However, thanks to Indiana’s redrawing of legislative district lines – redistricting is required by U.S. and state law every ten years following the U.S. Census – Republican will only have a larger advantage in state elections.
At least 19 new faces will appear in the House in 2013, as that many lawmakers have announced they are not running for re-election.
“To the victor go the spoils and the lines were drawn to elect 67 Republicans to the House,” DeBonis said.
Among the session winners, DeBonis said, were counties with riverboat casinos.
“You guys won,” she told the audience. “Anytime they leave your money alone, you’re a winner. Trust me.”
Other winners, per DeBonis, included:
Indiana taxpayers – No tax increases were approved. A tax refund of $50 per taxpayer was approved. The state inheritance tax is being phased out, benefitting families of farmers and business owners.
Education – Lawmakers are using $80 million of $320 million discovered in the state coffers in December to help fund full-day kindergarten. Schools will have two official enrollment count days to more fairly distribute funding. A bill to address college credit creep was passed.
Local government – Lawmakers did pass a bill to stop conflicts of interest in county, city, and town government. Proposals to eliminate townships and county commissioners failed.
Among the session losers were social conservatives.
“This particular focus of this session was on largely fiscal issues, not social issues,” DeBonis said, adding that bills pushed by social conservatives could return in 2013.
Local government may also be considered a session loser, depending on how much money is raised for county-operated 911 call centers. With the dwindling use of land line phones, Senate Enrolled Act 345 aims to charge cell phone users a fee on their monthly bill to fund 911 services. The most positive estimates say the law will raise up to $15 million for 911, while others suggest the number could be as low as $4 million.
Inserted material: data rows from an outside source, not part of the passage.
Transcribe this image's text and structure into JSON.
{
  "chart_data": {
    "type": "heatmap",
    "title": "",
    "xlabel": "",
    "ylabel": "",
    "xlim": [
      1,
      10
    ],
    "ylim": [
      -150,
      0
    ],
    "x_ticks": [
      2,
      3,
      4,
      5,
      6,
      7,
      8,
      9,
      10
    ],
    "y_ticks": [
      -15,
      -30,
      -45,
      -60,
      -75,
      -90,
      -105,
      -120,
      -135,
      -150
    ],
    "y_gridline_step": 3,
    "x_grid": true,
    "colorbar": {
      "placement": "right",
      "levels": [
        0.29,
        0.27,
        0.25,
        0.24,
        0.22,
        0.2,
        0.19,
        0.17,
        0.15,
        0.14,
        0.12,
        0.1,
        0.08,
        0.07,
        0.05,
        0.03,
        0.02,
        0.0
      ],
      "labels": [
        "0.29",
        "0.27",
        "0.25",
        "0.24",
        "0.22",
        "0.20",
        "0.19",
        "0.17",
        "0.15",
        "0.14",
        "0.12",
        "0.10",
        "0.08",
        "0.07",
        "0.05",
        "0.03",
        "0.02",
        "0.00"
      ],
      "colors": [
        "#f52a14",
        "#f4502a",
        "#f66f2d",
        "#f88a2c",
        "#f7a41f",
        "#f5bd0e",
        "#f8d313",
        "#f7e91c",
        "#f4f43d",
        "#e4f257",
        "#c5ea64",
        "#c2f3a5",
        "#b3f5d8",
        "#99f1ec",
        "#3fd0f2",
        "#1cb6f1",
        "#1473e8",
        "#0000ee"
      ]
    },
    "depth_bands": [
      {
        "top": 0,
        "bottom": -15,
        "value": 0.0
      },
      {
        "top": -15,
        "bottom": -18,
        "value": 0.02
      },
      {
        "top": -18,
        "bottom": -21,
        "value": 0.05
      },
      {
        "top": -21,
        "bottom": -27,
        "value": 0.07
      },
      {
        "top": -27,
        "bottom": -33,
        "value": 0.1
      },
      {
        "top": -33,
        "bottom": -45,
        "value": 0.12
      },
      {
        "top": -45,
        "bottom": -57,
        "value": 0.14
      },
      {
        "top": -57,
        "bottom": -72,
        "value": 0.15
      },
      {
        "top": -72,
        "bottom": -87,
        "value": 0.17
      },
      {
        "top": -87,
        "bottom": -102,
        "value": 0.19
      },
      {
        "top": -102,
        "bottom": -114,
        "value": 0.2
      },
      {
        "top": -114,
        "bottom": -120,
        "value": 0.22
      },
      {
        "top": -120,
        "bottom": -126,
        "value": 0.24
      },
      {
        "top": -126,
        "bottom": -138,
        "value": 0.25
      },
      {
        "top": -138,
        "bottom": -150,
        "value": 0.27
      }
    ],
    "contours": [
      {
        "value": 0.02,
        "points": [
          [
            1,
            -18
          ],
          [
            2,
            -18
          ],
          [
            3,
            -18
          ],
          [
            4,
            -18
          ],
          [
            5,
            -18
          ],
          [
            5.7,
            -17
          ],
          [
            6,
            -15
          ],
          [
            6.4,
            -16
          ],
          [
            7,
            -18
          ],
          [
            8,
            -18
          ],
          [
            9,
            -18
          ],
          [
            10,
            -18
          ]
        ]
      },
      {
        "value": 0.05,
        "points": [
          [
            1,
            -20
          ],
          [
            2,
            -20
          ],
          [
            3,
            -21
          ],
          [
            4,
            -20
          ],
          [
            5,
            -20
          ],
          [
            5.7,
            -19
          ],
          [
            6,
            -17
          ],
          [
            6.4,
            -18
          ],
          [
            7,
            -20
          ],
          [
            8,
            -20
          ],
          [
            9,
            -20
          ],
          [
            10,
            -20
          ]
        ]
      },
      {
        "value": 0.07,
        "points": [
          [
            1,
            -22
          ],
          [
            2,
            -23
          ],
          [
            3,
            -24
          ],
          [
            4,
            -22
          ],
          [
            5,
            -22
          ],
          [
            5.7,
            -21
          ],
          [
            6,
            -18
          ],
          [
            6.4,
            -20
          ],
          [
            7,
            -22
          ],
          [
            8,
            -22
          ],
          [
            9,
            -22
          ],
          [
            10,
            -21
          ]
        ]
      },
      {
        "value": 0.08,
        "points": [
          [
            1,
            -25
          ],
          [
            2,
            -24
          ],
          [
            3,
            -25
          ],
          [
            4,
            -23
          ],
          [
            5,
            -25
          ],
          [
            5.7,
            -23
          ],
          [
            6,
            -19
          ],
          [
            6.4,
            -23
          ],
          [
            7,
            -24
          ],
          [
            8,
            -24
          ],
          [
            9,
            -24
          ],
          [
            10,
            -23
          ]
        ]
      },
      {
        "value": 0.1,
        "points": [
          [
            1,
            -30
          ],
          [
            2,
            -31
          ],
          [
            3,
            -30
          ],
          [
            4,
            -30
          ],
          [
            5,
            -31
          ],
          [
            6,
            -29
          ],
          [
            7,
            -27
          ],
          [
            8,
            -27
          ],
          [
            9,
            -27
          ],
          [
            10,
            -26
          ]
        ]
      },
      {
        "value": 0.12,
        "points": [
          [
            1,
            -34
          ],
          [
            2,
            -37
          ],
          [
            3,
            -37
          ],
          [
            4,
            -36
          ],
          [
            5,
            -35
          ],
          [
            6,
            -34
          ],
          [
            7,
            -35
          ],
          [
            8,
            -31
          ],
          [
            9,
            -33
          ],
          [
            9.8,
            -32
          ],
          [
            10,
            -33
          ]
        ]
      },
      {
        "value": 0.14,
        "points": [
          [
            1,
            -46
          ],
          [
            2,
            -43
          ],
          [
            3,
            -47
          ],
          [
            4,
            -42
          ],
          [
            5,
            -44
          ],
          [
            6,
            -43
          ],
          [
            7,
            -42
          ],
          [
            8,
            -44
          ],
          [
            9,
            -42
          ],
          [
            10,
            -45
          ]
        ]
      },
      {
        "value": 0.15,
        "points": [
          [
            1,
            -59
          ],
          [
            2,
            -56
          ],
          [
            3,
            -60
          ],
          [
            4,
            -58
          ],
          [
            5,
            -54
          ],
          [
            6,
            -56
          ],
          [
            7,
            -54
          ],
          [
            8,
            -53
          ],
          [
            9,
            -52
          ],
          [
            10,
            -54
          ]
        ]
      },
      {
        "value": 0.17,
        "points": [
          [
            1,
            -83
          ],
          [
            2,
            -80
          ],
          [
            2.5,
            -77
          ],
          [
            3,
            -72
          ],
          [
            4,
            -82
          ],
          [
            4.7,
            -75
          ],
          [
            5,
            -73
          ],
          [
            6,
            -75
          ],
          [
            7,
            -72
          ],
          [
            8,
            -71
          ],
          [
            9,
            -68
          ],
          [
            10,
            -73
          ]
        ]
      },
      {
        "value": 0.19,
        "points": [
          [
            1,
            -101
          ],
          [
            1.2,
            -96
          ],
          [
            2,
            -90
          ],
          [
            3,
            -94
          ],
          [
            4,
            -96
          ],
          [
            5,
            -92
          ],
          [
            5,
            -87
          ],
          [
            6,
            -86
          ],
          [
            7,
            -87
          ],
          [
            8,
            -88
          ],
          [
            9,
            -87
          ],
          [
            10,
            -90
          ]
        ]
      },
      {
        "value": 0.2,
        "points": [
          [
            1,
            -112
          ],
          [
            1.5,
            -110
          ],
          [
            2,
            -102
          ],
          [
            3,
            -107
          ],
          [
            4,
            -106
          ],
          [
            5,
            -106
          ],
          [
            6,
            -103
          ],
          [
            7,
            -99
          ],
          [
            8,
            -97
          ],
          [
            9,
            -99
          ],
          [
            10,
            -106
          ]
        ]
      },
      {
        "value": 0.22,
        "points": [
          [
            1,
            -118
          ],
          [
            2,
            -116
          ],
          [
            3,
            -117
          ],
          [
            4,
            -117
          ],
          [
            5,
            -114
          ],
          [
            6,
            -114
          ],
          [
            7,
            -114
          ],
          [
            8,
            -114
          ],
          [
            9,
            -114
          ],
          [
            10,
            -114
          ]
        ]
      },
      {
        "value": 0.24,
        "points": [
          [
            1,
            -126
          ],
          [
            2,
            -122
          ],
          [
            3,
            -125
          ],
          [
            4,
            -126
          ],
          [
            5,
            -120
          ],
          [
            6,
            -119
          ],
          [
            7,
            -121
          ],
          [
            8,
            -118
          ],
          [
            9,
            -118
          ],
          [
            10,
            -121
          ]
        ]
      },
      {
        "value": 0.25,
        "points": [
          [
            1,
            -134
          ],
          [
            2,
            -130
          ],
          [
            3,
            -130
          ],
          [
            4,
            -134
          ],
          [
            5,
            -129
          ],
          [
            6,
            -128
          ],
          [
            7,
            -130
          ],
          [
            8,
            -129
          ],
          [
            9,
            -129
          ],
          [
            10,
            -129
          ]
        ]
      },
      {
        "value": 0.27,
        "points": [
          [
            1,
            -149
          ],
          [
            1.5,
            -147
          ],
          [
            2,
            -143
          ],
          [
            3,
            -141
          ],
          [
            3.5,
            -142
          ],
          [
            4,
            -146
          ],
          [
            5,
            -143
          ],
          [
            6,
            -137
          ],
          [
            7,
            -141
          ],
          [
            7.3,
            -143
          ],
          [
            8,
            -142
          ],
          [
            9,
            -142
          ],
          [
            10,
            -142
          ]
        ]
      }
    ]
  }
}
Other session losers:
Racinos – Owners of struggling horsetrack casinos in Shelbyville and Anderson were seeking tax breaks and a change in the way their taxes are calculated, which were denied.
Democrats – Dems were unable to stop right to work from becoming law. The party also wanted to pass a bill requiring more oversight of the Indiana Department of Child Services.
Indiana Governor Mitch Daniels was noted by DeBonis as a session winner and loser.
On the governor’s up side, he endorsed and signed right to work into law, lobbied for an received a statewide smoking ban, and successfully fought for an additional $6 million for victims of the Indiana State Fair stage collapse.
Daniels lost out on his local government reform agenda.
What lies ahead in 2013? Nugent predicts more fireworks.
“Next year will be the bi-annual state budget. That’s always a very partisan issue and likely will be again,” he said.
Dearborn County may also have its largest influence ever at the statehouse beginning next session. In the 2012 redistricting, the county remains in part of two House districts (Frye’s District 67 and McMillin’s District 68), but gains a second Senate seat with Nugent’s District 43 and Sen. Allen Paul’s (R-Richmond) District 27 splitting the county.
“Our Dearborn County has been represented by one state senator forever. Now, for the first time, we’ll be represented by two state senators. We’ll have more muscle. More representation,” Nugent said.
“It does give you more muscle,” said Frye, whose district expands east to include the southern third of Dearborn County. “I love working with these gentlemen.”
McMillin said he was sorry to be losing Aurora in his district, but happy to be gaining Bright and Hidden Valley.
Paul said District 27 lost 22,000 residents between the 2000 and 2010 censuses, which is a large reason it has extended southward to include the four northwest townships in Dearborn County.